_ASSIGNED TASK_
Your task is to give the data again, exactly, with every line intact.

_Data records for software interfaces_

________________________

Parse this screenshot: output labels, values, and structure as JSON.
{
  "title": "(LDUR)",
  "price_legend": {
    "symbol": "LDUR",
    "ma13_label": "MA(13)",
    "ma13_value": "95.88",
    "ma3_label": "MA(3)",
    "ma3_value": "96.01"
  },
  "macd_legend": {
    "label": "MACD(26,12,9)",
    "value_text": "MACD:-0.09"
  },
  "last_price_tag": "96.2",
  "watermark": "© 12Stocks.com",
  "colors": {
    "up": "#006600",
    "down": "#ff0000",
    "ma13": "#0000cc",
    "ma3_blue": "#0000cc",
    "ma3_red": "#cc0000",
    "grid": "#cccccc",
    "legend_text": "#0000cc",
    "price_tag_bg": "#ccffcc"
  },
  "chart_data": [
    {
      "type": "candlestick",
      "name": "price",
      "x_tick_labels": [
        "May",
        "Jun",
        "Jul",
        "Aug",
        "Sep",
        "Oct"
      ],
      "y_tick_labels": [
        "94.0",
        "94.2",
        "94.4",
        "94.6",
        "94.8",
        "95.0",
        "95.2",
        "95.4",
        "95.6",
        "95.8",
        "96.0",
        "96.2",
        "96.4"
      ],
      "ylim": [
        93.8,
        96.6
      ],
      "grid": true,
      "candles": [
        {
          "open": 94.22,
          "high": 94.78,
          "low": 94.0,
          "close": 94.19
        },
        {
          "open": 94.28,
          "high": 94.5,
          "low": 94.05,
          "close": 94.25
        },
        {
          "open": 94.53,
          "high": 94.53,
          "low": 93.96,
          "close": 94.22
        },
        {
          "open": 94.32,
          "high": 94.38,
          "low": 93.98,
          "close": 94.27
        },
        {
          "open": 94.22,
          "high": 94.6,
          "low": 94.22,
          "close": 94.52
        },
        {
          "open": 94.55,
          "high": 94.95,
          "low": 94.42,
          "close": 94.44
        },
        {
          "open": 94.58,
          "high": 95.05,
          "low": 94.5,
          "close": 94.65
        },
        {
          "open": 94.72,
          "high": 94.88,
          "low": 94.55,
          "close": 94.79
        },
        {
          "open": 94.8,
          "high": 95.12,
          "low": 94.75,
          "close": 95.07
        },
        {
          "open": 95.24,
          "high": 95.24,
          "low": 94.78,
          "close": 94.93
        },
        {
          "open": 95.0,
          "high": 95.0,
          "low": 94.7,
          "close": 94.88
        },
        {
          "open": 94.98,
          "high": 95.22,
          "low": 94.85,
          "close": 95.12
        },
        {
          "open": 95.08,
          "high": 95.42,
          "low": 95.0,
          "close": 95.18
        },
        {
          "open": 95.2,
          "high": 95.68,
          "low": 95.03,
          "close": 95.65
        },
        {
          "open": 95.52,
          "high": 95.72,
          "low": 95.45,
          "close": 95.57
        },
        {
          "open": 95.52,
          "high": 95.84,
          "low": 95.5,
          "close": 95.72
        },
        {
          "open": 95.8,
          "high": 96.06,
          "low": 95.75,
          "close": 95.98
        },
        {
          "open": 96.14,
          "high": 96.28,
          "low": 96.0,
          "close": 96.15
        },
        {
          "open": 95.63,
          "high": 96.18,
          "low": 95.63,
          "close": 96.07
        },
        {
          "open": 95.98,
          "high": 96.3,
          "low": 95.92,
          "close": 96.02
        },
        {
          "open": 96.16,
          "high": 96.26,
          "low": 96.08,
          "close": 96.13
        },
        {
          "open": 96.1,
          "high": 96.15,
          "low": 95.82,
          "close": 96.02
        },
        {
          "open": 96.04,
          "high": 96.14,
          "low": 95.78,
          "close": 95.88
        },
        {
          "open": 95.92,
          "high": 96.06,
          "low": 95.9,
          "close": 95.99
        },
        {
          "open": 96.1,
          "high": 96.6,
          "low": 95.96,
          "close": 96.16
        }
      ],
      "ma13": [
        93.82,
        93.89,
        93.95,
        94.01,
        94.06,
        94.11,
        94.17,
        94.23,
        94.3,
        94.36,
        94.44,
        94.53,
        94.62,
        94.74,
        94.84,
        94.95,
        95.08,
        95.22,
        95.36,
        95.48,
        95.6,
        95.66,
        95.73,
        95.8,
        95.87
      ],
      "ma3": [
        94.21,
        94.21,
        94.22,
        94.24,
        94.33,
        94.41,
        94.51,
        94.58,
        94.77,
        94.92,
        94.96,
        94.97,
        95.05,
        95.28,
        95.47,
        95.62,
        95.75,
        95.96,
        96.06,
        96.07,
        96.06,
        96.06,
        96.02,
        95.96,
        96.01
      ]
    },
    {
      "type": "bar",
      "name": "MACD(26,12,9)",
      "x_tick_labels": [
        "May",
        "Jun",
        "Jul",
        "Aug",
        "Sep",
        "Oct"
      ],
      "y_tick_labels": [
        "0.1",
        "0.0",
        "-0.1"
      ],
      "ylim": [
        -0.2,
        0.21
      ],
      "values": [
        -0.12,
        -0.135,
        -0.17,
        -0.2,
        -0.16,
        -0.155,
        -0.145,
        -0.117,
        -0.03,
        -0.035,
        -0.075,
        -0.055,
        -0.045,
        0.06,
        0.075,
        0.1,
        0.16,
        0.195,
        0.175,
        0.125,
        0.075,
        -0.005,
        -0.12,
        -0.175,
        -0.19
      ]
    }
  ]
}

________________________

_COMPLETED EXERCISE_
Parse this screenshot: output labels, values, and structure as JSON.
{
  "title": "(LDUR)",
  "price_legend": {
    "symbol": "LDUR",
    "ma13_label": "MA(13)",
    "ma13_value": "95.88",
    "ma3_label": "MA(3)",
    "ma3_value": "96.01"
  },
  "macd_legend": {
    "label": "MACD(26,12,9)",
    "value_text": "MACD:-0.09"
  },
  "last_price_tag": "96.2",
  "watermark": "© 12Stocks.com",
  "colors": {
    "up": "#006600",
    "down": "#ff0000",
    "ma13": "#0000cc",
    "ma3_blue": "#0000cc",
    "ma3_red": "#cc0000",
    "grid": "#cccccc",
    "legend_text": "#0000cc",
    "price_tag_bg": "#ccffcc"
  },
  "chart_data": [
    {
      "type": "candlestick",
      "name": "price",
      "x_tick_labels": [
        "May",
        "Jun",
        "Jul",
        "Aug",
        "Sep",
        "Oct"
      ],
      "y_tick_labels": [
        "94.0",
        "94.2",
        "94.4",
        "94.6",
        "94.8",
        "95.0",
        "95.2",
        "95.4",
        "95.6",
        "95.8",
        "96.0",
        "96.2",
        "96.4"
      ],
      "ylim": [
        93.8,
        96.6
      ],
      "grid": true,
      "candles": [
        {
          "open": 94.22,
          "high": 94.78,
          "low": 94.0,
          "close": 94.19
        },
        {
          "open": 94.28,
          "high": 94.5,
          "low": 94.05,
          "close": 94.25
        },
        {
          "open": 94.53,
          "high": 94.53,
          "low": 93.96,
          "close": 94.22
        },
        {
          "open": 94.32,
          "high": 94.38,
          "low": 93.98,
          "close": 94.27
        },
        {
          "open": 94.22,
          "high": 94.6,
          "low": 94.22,
          "close": 94.52
        },
        {
          "open": 94.55,
          "high": 94.95,
          "low": 94.42,
          "close": 94.44
        },
        {
          "open": 94.58,
          "high": 95.05,
          "low": 94.5,
          "close": 94.65
        },
        {
          "open": 94.72,
          "high": 94.88,
          "low": 94.55,
          "close": 94.79
        },
        {
          "open": 94.8,
          "high": 95.12,
          "low": 94.75,
          "close": 95.07
        },
        {
          "open": 95.24,
          "high": 95.24,
          "low": 94.78,
          "close": 94.93
        },
        {
          "open": 95.0,
          "high": 95.0,
          "low": 94.7,
          "close": 94.88
        },
        {
          "open": 94.98,
          "high": 95.22,
          "low": 94.85,
          "close": 95.12
        },
        {
          "open": 95.08,
          "high": 95.42,
          "low": 95.0,
          "close": 95.18
        },
        {
          "open": 95.2,
          "high": 95.68,
          "low": 95.03,
          "close": 95.65
        },
        {
          "open": 95.52,
          "high": 95.72,
          "low": 95.45,
          "close": 95.57
        },
        {
          "open": 95.52,
          "high": 95.84,
          "low": 95.5,
          "close": 95.72
        },
        {
          "open": 95.8,
          "high": 96.06,
          "low": 95.75,
          "close": 95.98
        },
        {
          "open": 96.14,
          "high": 96.28,
          "low": 96.0,
          "close": 96.15
        },
        {
          "open": 95.63,
          "high": 96.18,
          "low": 95.63,
          "close": 96.07
        },
        {
          "open": 95.98,
          "high": 96.3,
          "low": 95.92,
          "close": 96.02
        },
        {
          "open": 96.16,
          "high": 96.26,
          "low": 96.08,
          "close": 96.13
        },
        {
          "open": 96.1,
          "high": 96.15,
          "low": 95.82,
          "close": 96.02
        },
        {
          "open": 96.04,
          "high": 96.14,
          "low": 95.78,
          "close": 95.88
        },
        {
          "open": 95.92,
          "high": 96.06,
          "low": 95.9,
          "close": 95.99
        },
        {
          "open": 96.1,
          "high": 96.6,
          "low": 95.96,
          "close": 96.16
        }
      ],
      "ma13": [
        93.82,
        93.89,
        93.95,
        94.01,
        94.06,
        94.11,
        94.17,
        94.23,
        94.3,
        94.36,
        94.44,
        94.53,
        94.62,
        94.74,
        94.84,
        94.95,
        95.08,
        95.22,
        95.36,
        95.48,
        95.6,
        95.66,
        95.73,
        95.8,
        95.87
      ],
      "ma3": [
        94.21,
        94.21,
        94.22,
        94.24,
        94.33,
        94.41,
        94.51,
        94.58,
        94.77,
        94.92,
        94.96,
        94.97,
        95.05,
        95.28,
        95.47,
        95.62,
        95.75,
        95.96,
        96.06,
        96.07,
        96.06,
        96.06,
        96.02,
        95.96,
        96.01
      ]
    },
    {
      "type": "bar",
      "name": "MACD(26,12,9)",
      "x_tick_labels": [
        "May",
        "Jun",
        "Jul",
        "Aug",
        "Sep",
        "Oct"
      ],
      "y_tick_labels": [
        "0.1",
        "0.0",
        "-0.1"
      ],
      "ylim": [
        -0.2,
        0.21
      ],
      "values": [
        -0.12,
        -0.135,
        -0.17,
        -0.2,
        -0.16,
        -0.155,
        -0.145,
        -0.117,
        -0.03,
        -0.035,
        -0.075,
        -0.055,
        -0.045,
        0.06,
        0.075,
        0.1,
        0.16,
        0.195,
        0.175,
        0.125,
        0.075,
        -0.005,
        -0.12,
        -0.175,
        -0.19
      ]
    }
  ]
}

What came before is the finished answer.